He'll contribute right away on special teams coverage.

Dalton Santos

One of my favorite recruits from the class and an important late get. Lines in the hair, don't-give-a-damn stare. Santos brings attitude and conveys the general sense that he'd be happy to meet you in the parking lot after the game if the on field action wasn't enough for you. Taking Santos on the heels of Edmond foreshadows what Diaz wants to do on defense - installing more odd fronts and/or running our defense out of a base nickel with one speed LB for blitzing and coverage and one giant LB for destroying the run between the tackles. Guess which one Santos is?

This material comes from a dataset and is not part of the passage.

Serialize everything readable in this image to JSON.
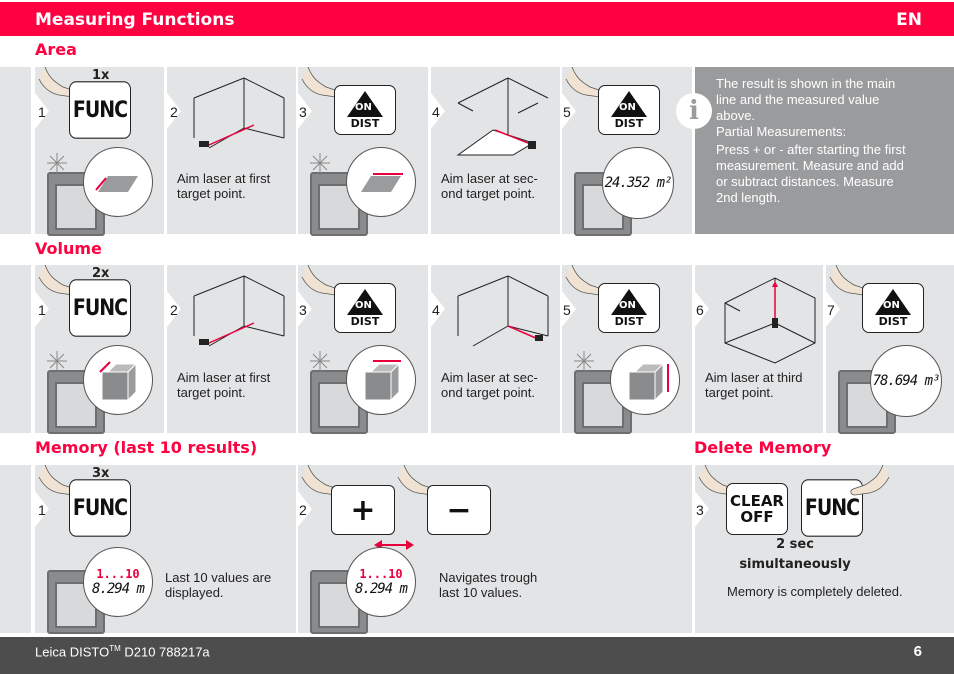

Dalton currently goes 6-2, 250+, runs a sub 4.7 40, and covers a lot of ground for such a big kid. The lazy comparisons between Santos and a succession of other white LBs who bear no resemblance to him is par for the internet course. Those worried about his level of competition were reassured by a head-turning Under Armour week of practice and game.

In his senior film, you can see Santos has a tendency to run high and turn his shoulders to the sideline instead of get a good knee bend and shuffle laterally, but adaptation and evolution are wonderful things - you don't see him doing it much in the Under Armour game. As a general rule - and this goes with the universal "he plays too high" evaluations of 80% of elite high school linemen - players fall into lazy habits when they aren't punished for them. Santos saw upgraded competition and instantly tightened up his game. That's what you want.

Santos is a big-framed kid and if he grows right out of LB, it's nothing to lament. 280 pound DL with high energy who can run are useful. If he can keep his weight under 260 while improving his LBing skill set, we have a load inside who can anchor the defense and allow us to play all sorts of games with outside speedsters.


Jinkens and Santos are the best athletic gets of this group though Jinkens may be a specialized player and Santos could finish his career with a hand down. Alex DLT seems redundant to the Cole take, but he'll certainly be a solid program kid.